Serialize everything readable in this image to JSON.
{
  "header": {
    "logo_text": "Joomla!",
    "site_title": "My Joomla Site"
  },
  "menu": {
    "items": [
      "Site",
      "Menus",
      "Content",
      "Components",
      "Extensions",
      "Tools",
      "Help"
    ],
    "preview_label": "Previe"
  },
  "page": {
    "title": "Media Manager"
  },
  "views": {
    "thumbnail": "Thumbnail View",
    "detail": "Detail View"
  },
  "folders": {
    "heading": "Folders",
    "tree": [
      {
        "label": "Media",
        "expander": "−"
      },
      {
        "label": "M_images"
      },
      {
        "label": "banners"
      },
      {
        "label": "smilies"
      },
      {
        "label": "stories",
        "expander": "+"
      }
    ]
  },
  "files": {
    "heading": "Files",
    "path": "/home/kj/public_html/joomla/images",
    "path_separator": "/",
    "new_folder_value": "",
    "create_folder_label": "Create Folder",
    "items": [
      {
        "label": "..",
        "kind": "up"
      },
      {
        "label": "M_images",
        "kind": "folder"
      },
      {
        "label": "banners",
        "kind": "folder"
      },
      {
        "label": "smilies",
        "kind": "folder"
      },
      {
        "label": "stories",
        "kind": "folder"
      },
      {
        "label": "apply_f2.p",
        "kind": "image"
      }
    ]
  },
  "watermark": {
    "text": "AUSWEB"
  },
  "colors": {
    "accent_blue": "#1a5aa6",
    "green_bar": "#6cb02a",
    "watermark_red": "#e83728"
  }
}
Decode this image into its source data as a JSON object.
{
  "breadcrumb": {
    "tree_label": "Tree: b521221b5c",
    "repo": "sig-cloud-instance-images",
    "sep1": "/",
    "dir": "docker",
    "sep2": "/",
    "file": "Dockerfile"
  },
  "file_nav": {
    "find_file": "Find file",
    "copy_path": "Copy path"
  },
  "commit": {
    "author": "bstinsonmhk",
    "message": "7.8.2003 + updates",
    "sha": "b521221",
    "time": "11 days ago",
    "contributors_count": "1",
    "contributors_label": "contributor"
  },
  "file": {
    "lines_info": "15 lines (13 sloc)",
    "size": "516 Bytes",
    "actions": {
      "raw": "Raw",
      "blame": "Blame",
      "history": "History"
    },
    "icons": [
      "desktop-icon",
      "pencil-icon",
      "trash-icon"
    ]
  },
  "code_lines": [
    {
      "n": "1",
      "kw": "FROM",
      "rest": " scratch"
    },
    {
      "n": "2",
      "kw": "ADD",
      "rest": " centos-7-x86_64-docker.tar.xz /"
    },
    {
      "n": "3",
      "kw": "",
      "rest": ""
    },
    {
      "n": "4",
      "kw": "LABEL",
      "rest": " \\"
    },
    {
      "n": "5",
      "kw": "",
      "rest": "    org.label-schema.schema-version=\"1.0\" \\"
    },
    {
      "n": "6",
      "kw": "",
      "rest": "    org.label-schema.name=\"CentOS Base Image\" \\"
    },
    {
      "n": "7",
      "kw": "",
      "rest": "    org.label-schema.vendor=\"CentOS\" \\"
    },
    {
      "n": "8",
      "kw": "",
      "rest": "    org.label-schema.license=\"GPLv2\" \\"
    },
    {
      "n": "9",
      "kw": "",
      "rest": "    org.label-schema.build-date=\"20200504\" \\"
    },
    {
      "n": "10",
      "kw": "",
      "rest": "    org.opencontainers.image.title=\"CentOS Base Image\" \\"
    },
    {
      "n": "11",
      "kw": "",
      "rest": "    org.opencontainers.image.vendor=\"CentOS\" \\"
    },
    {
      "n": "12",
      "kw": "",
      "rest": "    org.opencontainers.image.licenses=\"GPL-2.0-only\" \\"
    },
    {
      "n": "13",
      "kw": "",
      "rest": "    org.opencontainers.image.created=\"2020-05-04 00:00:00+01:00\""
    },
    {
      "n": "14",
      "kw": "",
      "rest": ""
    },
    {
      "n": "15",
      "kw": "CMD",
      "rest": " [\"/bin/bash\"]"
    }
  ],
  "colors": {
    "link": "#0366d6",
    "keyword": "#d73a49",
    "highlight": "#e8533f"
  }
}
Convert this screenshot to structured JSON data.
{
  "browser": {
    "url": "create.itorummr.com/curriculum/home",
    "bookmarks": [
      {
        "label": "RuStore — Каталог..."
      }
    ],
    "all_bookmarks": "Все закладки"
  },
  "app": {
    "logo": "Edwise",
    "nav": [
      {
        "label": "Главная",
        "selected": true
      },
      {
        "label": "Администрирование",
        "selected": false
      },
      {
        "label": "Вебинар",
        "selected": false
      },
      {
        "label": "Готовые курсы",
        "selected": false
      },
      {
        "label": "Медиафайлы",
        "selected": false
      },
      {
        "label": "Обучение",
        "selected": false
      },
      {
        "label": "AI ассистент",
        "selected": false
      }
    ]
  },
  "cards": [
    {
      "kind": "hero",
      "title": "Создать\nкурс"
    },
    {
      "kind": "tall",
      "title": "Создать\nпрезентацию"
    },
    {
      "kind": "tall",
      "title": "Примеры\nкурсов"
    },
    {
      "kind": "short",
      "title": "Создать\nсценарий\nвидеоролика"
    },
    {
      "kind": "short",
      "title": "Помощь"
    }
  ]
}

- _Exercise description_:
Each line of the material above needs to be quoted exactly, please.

- _Output below_:
Serialize everything readable in this image to JSON.
{
  "header": {
    "logo_text": "Joomla!",
    "site_title": "My Joomla Site"
  },
  "menu": {
    "items": [
      "Site",
      "Menus",
      "Content",
      "Components",
      "Extensions",
      "Tools",
      "Help"
    ],
    "preview_label": "Previe"
  },
  "page": {
    "title": "Media Manager"
  },
  "views": {
    "thumbnail": "Thumbnail View",
    "detail": "Detail View"
  },
  "folders": {
    "heading": "Folders",
    "tree": [
      {
        "label": "Media",
        "expander": "−"
      },
      {
        "label": "M_images"
      },
      {
        "label": "banners"
      },
      {
        "label": "smilies"
      },
      {
        "label": "stories",
        "expander": "+"
      }
    ]
  },
  "files": {
    "heading": "Files",
    "path": "/home/kj/public_html/joomla/images",
    "path_separator": "/",
    "new_folder_value": "",
    "create_folder_label": "Create Folder",
    "items": [
      {
        "label": "..",
        "kind": "up"
      },
      {
        "label": "M_images",
        "kind": "folder"
      },
      {
        "label": "banners",
        "kind": "folder"
      },
      {
        "label": "smilies",
        "kind": "folder"
      },
      {
        "label": "stories",
        "kind": "folder"
      },
      {
        "label": "apply_f2.p",
        "kind": "image"
      }
    ]
  },
  "watermark": {
    "text": "AUSWEB"
  },
  "colors": {
    "accent_blue": "#1a5aa6",
    "green_bar": "#6cb02a",
    "watermark_red": "#e83728"
  }
}
Decode this image into its source data as a JSON object.
{
  "breadcrumb": {
    "tree_label": "Tree: b521221b5c",
    "repo": "sig-cloud-instance-images",
    "sep1": "/",
    "dir": "docker",
    "sep2": "/",
    "file": "Dockerfile"
  },
  "file_nav": {
    "find_file": "Find file",
    "copy_path": "Copy path"
  },
  "commit": {
    "author": "bstinsonmhk",
    "message": "7.8.2003 + updates",
    "sha": "b521221",
    "time": "11 days ago",
    "contributors_count": "1",
    "contributors_label": "contributor"
  },
  "file": {
    "lines_info": "15 lines (13 sloc)",
    "size": "516 Bytes",
    "actions": {
      "raw": "Raw",
      "blame": "Blame",
      "history": "History"
    },
    "icons": [
      "desktop-icon",
      "pencil-icon",
      "trash-icon"
    ]
  },
  "code_lines": [
    {
      "n": "1",
      "kw": "FROM",
      "rest": " scratch"
    },
    {
      "n": "2",
      "kw": "ADD",
      "rest": " centos-7-x86_64-docker.tar.xz /"
    },
    {
      "n": "3",
      "kw": "",
      "rest": ""
    },
    {
      "n": "4",
      "kw": "LABEL",
      "rest": " \\"
    },
    {
      "n": "5",
      "kw": "",
      "rest": "    org.label-schema.schema-version=\"1.0\" \\"
    },
    {
      "n": "6",
      "kw": "",
      "rest": "    org.label-schema.name=\"CentOS Base Image\" \\"
    },
    {
      "n": "7",
      "kw": "",
      "rest": "    org.label-schema.vendor=\"CentOS\" \\"
    },
    {
      "n": "8",
      "kw": "",
      "rest": "    org.label-schema.license=\"GPLv2\" \\"
    },
    {
      "n": "9",
      "kw": "",
      "rest": "    org.label-schema.build-date=\"20200504\" \\"
    },
    {
      "n": "10",
      "kw": "",
      "rest": "    org.opencontainers.image.title=\"CentOS Base Image\" \\"
    },
    {
      "n": "11",
      "kw": "",
      "rest": "    org.opencontainers.image.vendor=\"CentOS\" \\"
    },
    {
      "n": "12",
      "kw": "",
      "rest": "    org.opencontainers.image.licenses=\"GPL-2.0-only\" \\"
    },
    {
      "n": "13",
      "kw": "",
      "rest": "    org.opencontainers.image.created=\"2020-05-04 00:00:00+01:00\""
    },
    {
      "n": "14",
      "kw": "",
      "rest": ""
    },
    {
      "n": "15",
      "kw": "CMD",
      "rest": " [\"/bin/bash\"]"
    }
  ],
  "colors": {
    "link": "#0366d6",
    "keyword": "#d73a49",
    "highlight": "#e8533f"
  }
}
Convert this screenshot to structured JSON data.
{
  "browser": {
    "url": "create.itorummr.com/curriculum/home",
    "bookmarks": [
      {
        "label": "RuStore — Каталог..."
      }
    ],
    "all_bookmarks": "Все закладки"
  },
  "app": {
    "logo": "Edwise",
    "nav": [
      {
        "label": "Главная",
        "selected": true
      },
      {
        "label": "Администрирование",
        "selected": false
      },
      {
        "label": "Вебинар",
        "selected": false
      },
      {
        "label": "Готовые курсы",
        "selected": false
      },
      {
        "label": "Медиафайлы",
        "selected": false
      },
      {
        "label": "Обучение",
        "selected": false
      },
      {
        "label": "AI ассистент",
        "selected": false
      }
    ]
  },
  "cards": [
    {
      "kind": "hero",
      "title": "Создать\nкурс"
    },
    {
      "kind": "tall",
      "title": "Создать\nпрезентацию"
    },
    {
      "kind": "tall",
      "title": "Примеры\nкурсов"
    },
    {
      "kind": "short",
      "title": "Создать\nсценарий\nвидеоролика"
    },
    {
      "kind": "short",
      "title": "Помощь"
    }
  ]
}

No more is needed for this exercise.